What the task asks
Report every line of the data where the string "icon" appears.

+ + + +

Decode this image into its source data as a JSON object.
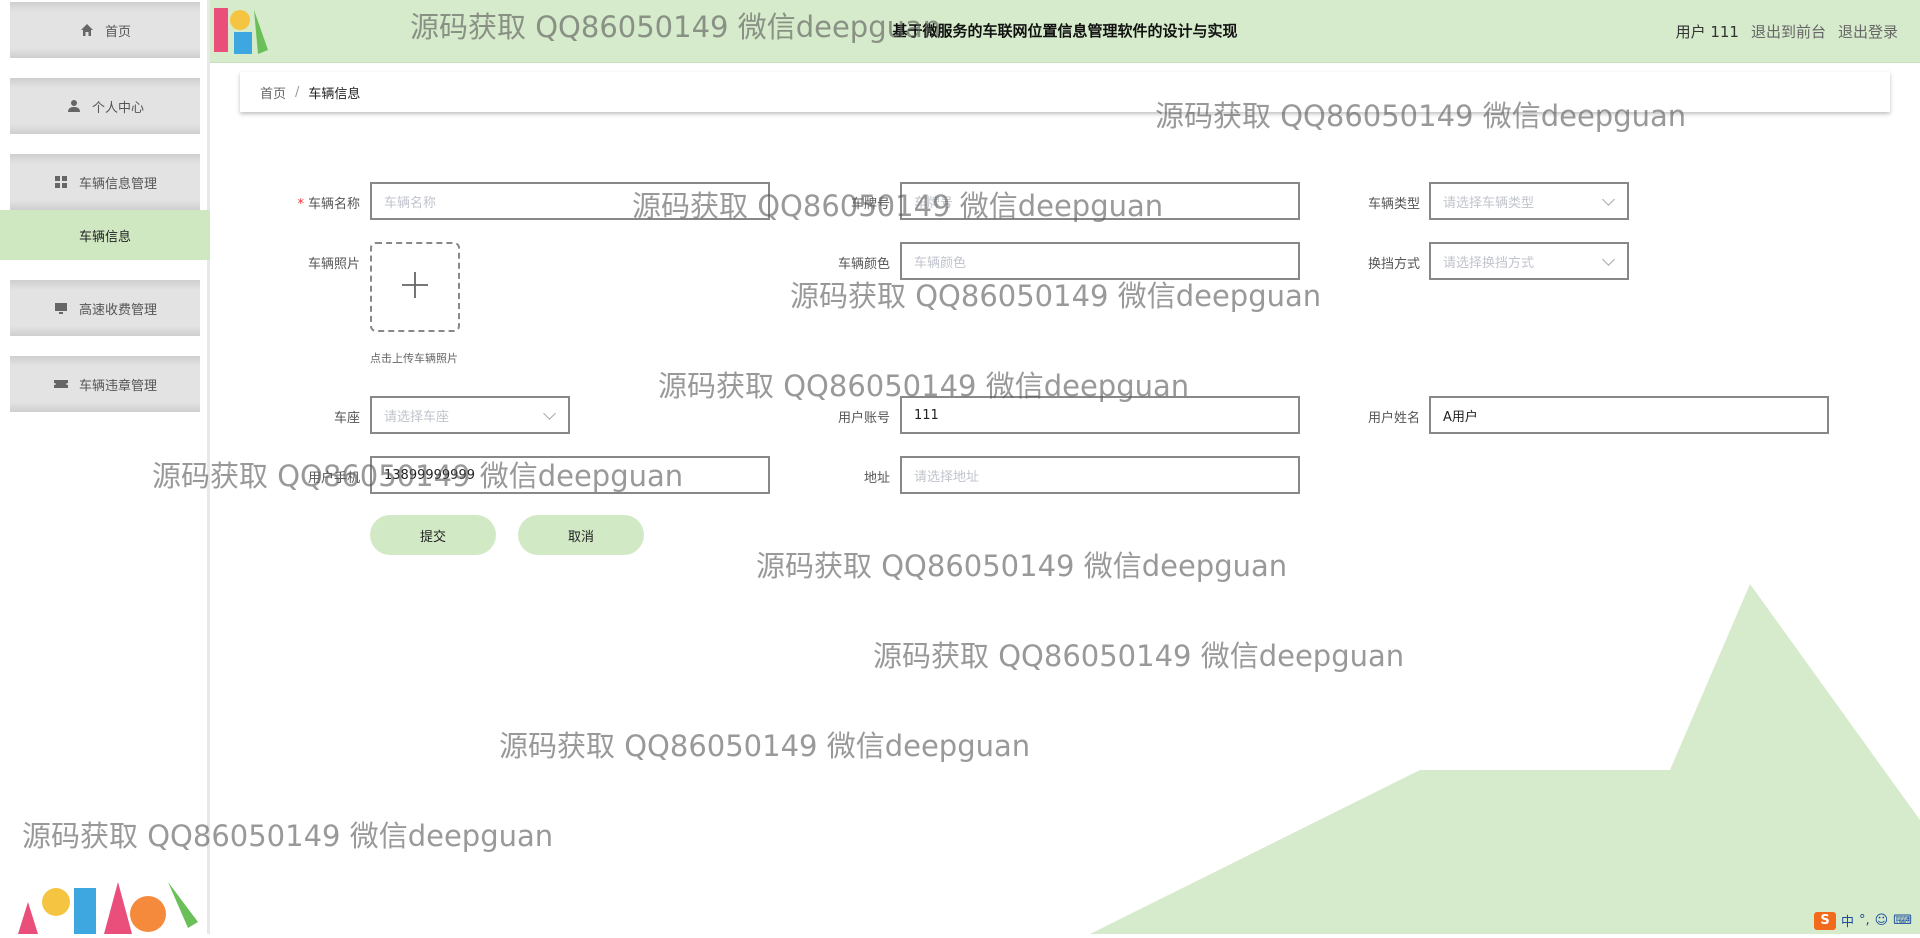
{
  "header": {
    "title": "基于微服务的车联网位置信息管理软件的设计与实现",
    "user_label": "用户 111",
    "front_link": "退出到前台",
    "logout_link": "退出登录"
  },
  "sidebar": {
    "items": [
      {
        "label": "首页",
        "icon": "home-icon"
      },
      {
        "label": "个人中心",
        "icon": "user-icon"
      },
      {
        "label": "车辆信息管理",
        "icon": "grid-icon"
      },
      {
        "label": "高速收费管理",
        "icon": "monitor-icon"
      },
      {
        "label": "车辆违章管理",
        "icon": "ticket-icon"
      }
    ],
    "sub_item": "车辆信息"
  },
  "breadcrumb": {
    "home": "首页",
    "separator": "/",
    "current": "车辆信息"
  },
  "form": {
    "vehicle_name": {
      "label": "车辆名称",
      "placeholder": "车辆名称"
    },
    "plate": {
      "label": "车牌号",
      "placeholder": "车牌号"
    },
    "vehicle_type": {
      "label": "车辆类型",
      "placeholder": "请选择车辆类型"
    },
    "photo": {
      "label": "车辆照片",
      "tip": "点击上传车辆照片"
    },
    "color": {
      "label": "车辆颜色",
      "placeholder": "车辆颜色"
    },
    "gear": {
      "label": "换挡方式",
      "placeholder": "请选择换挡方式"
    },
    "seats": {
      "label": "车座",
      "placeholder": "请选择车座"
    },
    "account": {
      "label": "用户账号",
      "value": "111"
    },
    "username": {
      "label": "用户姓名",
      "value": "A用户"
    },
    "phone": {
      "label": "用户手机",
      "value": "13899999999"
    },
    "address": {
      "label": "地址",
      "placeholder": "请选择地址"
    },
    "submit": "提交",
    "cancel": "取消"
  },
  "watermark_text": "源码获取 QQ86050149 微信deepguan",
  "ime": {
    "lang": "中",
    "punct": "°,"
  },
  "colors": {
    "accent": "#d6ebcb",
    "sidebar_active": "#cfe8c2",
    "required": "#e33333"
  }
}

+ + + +

Solved problem
        "icon": "home-icon"
        "icon": "user-icon"
        "icon": "grid-icon"
        "icon": "monitor-icon"
        "icon": "ticket-icon"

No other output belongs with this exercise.